Raised crosswalks feel like a European thing because they are pretty foreign to our landscape here in Los Angeles.
The idea that Beverly Hills would be leading the way seemed inconceivable years ago, but if you look closely, you’ll find more than meets the eye.
Three months ago, I was riding up Loma Vista which I categorize as one of the toughest mile-ish climbs in LA.
It’s a steep street that gets annoyingly steeper every time you think it’s going to let up.
At the same time, drivers can really barrel down, so much so that it has it’s own runaway ramp.
To help mitigate speeds, a couple of mini traffic circles have been added with a plastic, orange bollard in the middle (not pictured, but placed later).
I know it’s just a step, but I like how @CityofBevHills uses paint & botts dots as calming measures, even as a roundabout.

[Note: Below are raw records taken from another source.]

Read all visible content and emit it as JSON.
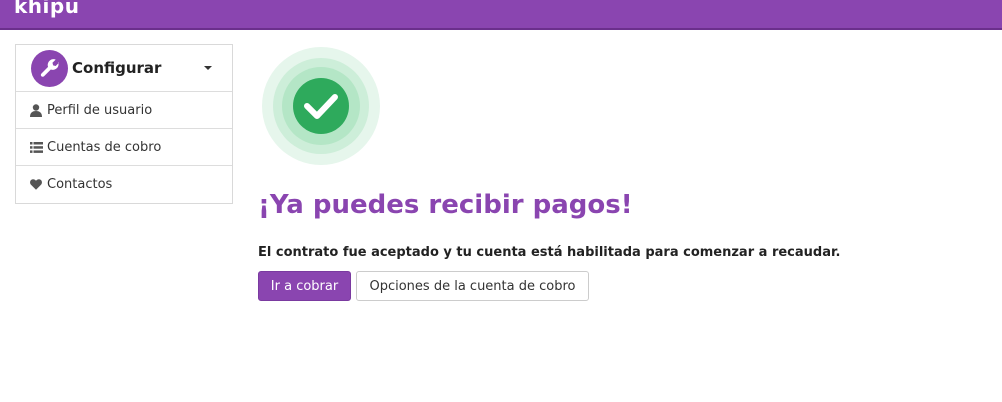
{
  "header": {
    "logo_text": "khipu",
    "brand_color": "#8a45b0"
  },
  "sidebar": {
    "title": "Configurar",
    "title_icon": "wrench-icon",
    "items": [
      {
        "label": "Perfil de usuario",
        "icon": "user-icon"
      },
      {
        "label": "Cuentas de cobro",
        "icon": "list-icon"
      },
      {
        "label": "Contactos",
        "icon": "heart-icon"
      }
    ]
  },
  "main": {
    "status_icon": "check-circle-icon",
    "heading": "¡Ya puedes recibir pagos!",
    "message": "El contrato fue aceptado y tu cuenta está habilitada para comenzar a recaudar.",
    "primary_button": "Ir a cobrar",
    "secondary_button": "Opciones de la cuenta de cobro",
    "success_color": "#2eaa5c"
  }
}
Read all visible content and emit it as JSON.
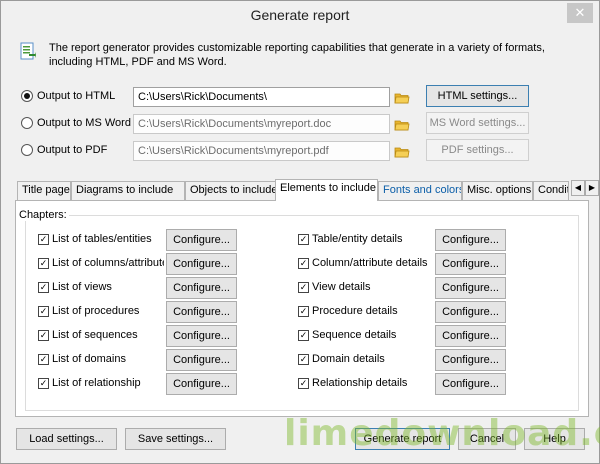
{
  "window": {
    "title": "Generate report",
    "close_symbol": "✕"
  },
  "intro": {
    "text": "The report generator provides customizable reporting capabilities that generate in a variety of formats, including HTML, PDF and MS Word."
  },
  "outputs": [
    {
      "label": "Output to HTML",
      "path": "C:\\Users\\Rick\\Documents\\",
      "button": "HTML settings...",
      "checked": true
    },
    {
      "label": "Output to MS Word",
      "path": "C:\\Users\\Rick\\Documents\\myreport.doc",
      "button": "MS Word settings...",
      "checked": false
    },
    {
      "label": "Output to PDF",
      "path": "C:\\Users\\Rick\\Documents\\myreport.pdf",
      "button": "PDF settings...",
      "checked": false
    }
  ],
  "tabs": [
    "Title page",
    "Diagrams to include",
    "Objects to include",
    "Elements to include",
    "Fonts and colors",
    "Misc. options",
    "Condit"
  ],
  "tab_scroll": {
    "left": "◀",
    "right": "▶"
  },
  "chapters": {
    "label": "Chapters:",
    "configure_label": "Configure...",
    "left": [
      "List of tables/entities",
      "List of columns/attributes",
      "List of views",
      "List of procedures",
      "List of sequences",
      "List of domains",
      "List of relationship"
    ],
    "right": [
      "Table/entity details",
      "Column/attribute details",
      "View details",
      "Procedure details",
      "Sequence details",
      "Domain details",
      "Relationship details"
    ],
    "check_mark": "✓"
  },
  "footer": {
    "load": "Load settings...",
    "save": "Save settings...",
    "generate": "Generate report",
    "cancel": "Cancel",
    "help": "Help"
  },
  "watermark": "limedownload.com",
  "colors": {
    "accent": "#3c7fb1",
    "watermark": "#7db928"
  }
}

I’d love to see @LADOTofficial use more of these.@bikinginla @awalkerinLA @StreetsblogLA pic.twitter.com/vPbUzhQYfi
— CiclaValley – Zachary (@Ciclavalley) June 20, 2019
Do these offer any real physical protection?
No, but it does get driver’s attention and can be done at a really small cost meaning you could add a lot of this type of infrastructure and make a difference.
The Santa Monica Boulevard improvements have been years in the making and I’m glad to see how it’s turned out.
Long has there needed to be a viable cycling link through the westside, yet in order to achieve this, Beverly Hills had to widen the street in a few spots to accommodate a new lane.
Not something you hear too much.
After a little back and forth, the road now has fresh Kermit and now West Hollywood and the City of LA are adding to this connection.
This is a real slow corridor to navigate if you’re traveling by car, but just even stopping by mid-morning, I could see a number of people biking by making better time.
North of the boulevard is an improvement that doesn’t catch too many people’s eye in these raised crosswalks.
While in a way they act like speed bumps, but I like the direct message it sends that streets aren’t just for cars.
Off the top of my head, I can think of a number of off street paths in Redondo Beach, Compton Creek, Bellflower and El Segundo that could use this treatment, but it shouldn’t end there.
Imagine if this was the norm in your own neighborhood around schools, business zones and other walkable areas.
Beverly Hills, like the rest of us, still has a long ways to go, but let’s keep pushing these steps in the right direction.